WHAT YOU HAVE TO DO
An exact copy of the entries is required, excluding any pictures.

Interface dataset entries:

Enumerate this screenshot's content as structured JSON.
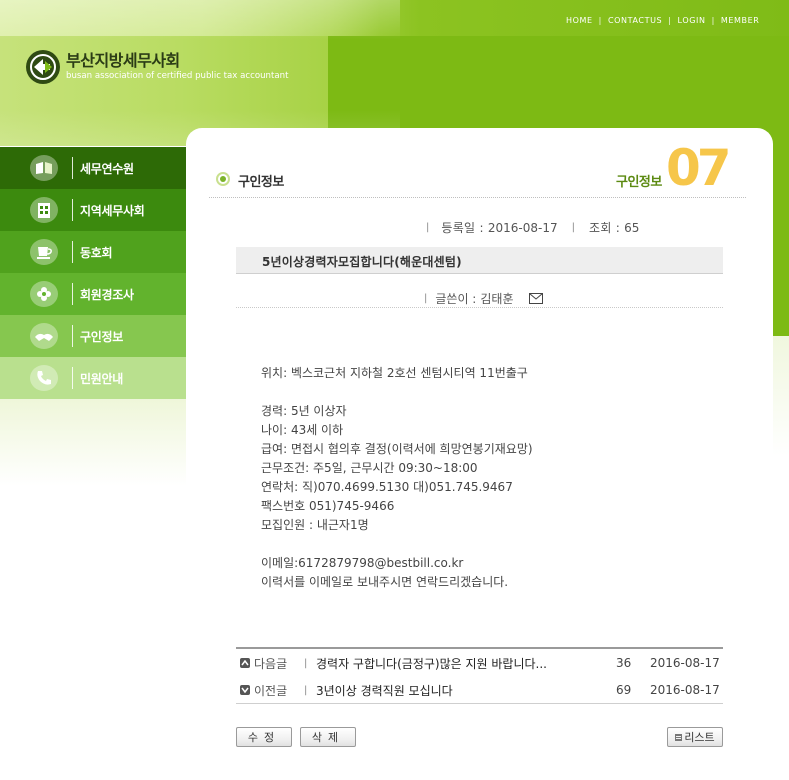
{
  "top_nav": [
    "HOME",
    "CONTACTUS",
    "LOGIN",
    "MEMBER"
  ],
  "logo": {
    "title": "부산지방세무사회",
    "subtitle": "busan association of certified public tax accountant"
  },
  "side_menu": [
    {
      "label": "세무연수원",
      "icon": "book-icon",
      "bg": "#2d6a06"
    },
    {
      "label": "지역세무사회",
      "icon": "building-icon",
      "bg": "#3c8a0e"
    },
    {
      "label": "동호회",
      "icon": "cup-icon",
      "bg": "#50a21d"
    },
    {
      "label": "회원경조사",
      "icon": "flower-icon",
      "bg": "#62b32d"
    },
    {
      "label": "구인정보",
      "icon": "hands-icon",
      "bg": "#86c74f"
    },
    {
      "label": "민원안내",
      "icon": "phone-icon",
      "bg": "#b9e08e"
    }
  ],
  "page_header": {
    "title": "구인정보",
    "right_label": "구인정보",
    "number": "07"
  },
  "post": {
    "date_label": "등록일 :",
    "date": "2016-08-17",
    "views_label": "조회 :",
    "views": "65",
    "title": "5년이상경력자모집합니다(해운대센텀)",
    "author_label": "글쓴이 :",
    "author": "김태훈",
    "body": [
      "위치: 벡스코근처 지하철 2호선 센텀시티역 11번출구",
      "",
      "경력: 5년 이상자",
      "나이: 43세 이하",
      "급여: 면접시 협의후 결정(이력서에 희망연봉기재요망)",
      "근무조건: 주5일, 근무시간 09:30~18:00",
      "연락처: 직)070.4699.5130 대)051.745.9467",
      "팩스번호 051)745-9466",
      "모집인원 : 내근자1명",
      "",
      "이메일:6172879798@bestbill.co.kr",
      "이력서를 이메일로 보내주시면 연락드리겠습니다."
    ]
  },
  "nav_posts": [
    {
      "kind": "다음글",
      "title": "경력자 구합니다(금정구)많은 지원 바랍니다...",
      "hits": "36",
      "date": "2016-08-17"
    },
    {
      "kind": "이전글",
      "title": "3년이상 경력직원 모십니다",
      "hits": "69",
      "date": "2016-08-17"
    }
  ],
  "buttons": {
    "edit": "수정",
    "delete": "삭제",
    "list": "리스트"
  },
  "colors": {
    "header_green": "#7fbb17",
    "accent_yellow": "#f6c64a",
    "accent_dark_green": "#5c8a12"
  }
}
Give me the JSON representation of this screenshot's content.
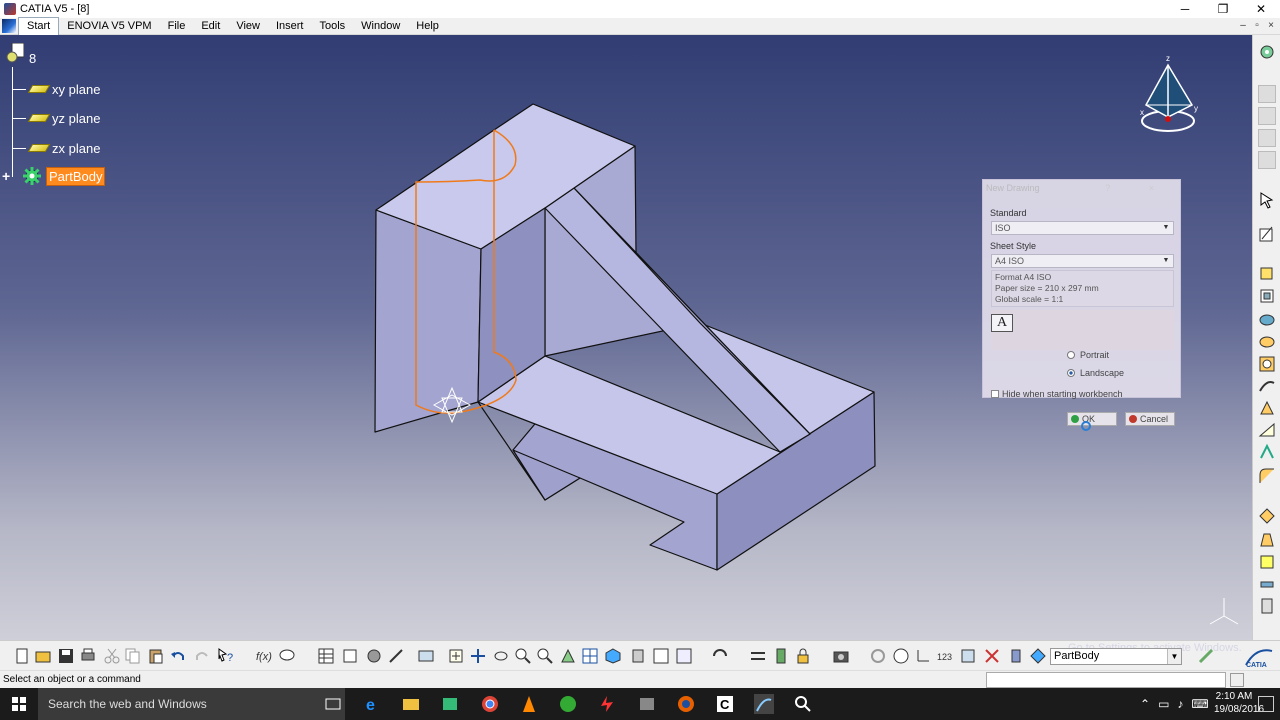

SOLUTION TO THIS PROBLEM
Enumerate this screenshot's content as structured JSON.
{
  "top_nav": [
    "HOME",
    "CONTACTUS",
    "LOGIN",
    "MEMBER"
  ],
  "logo": {
    "title": "부산지방세무사회",
    "subtitle": "busan association of certified public tax accountant"
  },
  "side_menu": [
    {
      "label": "세무연수원",
      "icon": "book-icon",
      "bg": "#2d6a06"
    },
    {
      "label": "지역세무사회",
      "icon": "building-icon",
      "bg": "#3c8a0e"
    },
    {
      "label": "동호회",
      "icon": "cup-icon",
      "bg": "#50a21d"
    },
    {
      "label": "회원경조사",
      "icon": "flower-icon",
      "bg": "#62b32d"
    },
    {
      "label": "구인정보",
      "icon": "hands-icon",
      "bg": "#86c74f"
    },
    {
      "label": "민원안내",
      "icon": "phone-icon",
      "bg": "#b9e08e"
    }
  ],
  "page_header": {
    "title": "구인정보",
    "right_label": "구인정보",
    "number": "07"
  },
  "post": {
    "date_label": "등록일 :",
    "date": "2016-08-17",
    "views_label": "조회 :",
    "views": "65",
    "title": "5년이상경력자모집합니다(해운대센텀)",
    "author_label": "글쓴이 :",
    "author": "김태훈",
    "body": [
      "위치: 벡스코근처 지하철 2호선 센텀시티역 11번출구",
      "",
      "경력: 5년 이상자",
      "나이: 43세 이하",
      "급여: 면접시 협의후 결정(이력서에 희망연봉기재요망)",
      "근무조건: 주5일, 근무시간 09:30~18:00",
      "연락처: 직)070.4699.5130 대)051.745.9467",
      "팩스번호 051)745-9466",
      "모집인원 : 내근자1명",
      "",
      "이메일:6172879798@bestbill.co.kr",
      "이력서를 이메일로 보내주시면 연락드리겠습니다."
    ]
  },
  "nav_posts": [
    {
      "kind": "다음글",
      "title": "경력자 구합니다(금정구)많은 지원 바랍니다...",
      "hits": "36",
      "date": "2016-08-17"
    },
    {
      "kind": "이전글",
      "title": "3년이상 경력직원 모십니다",
      "hits": "69",
      "date": "2016-08-17"
    }
  ],
  "buttons": {
    "edit": "수정",
    "delete": "삭제",
    "list": "리스트"
  },
  "colors": {
    "header_green": "#7fbb17",
    "accent_yellow": "#f6c64a",
    "accent_dark_green": "#5c8a12"
  }
}
Give me the JSON representation of this screenshot's content.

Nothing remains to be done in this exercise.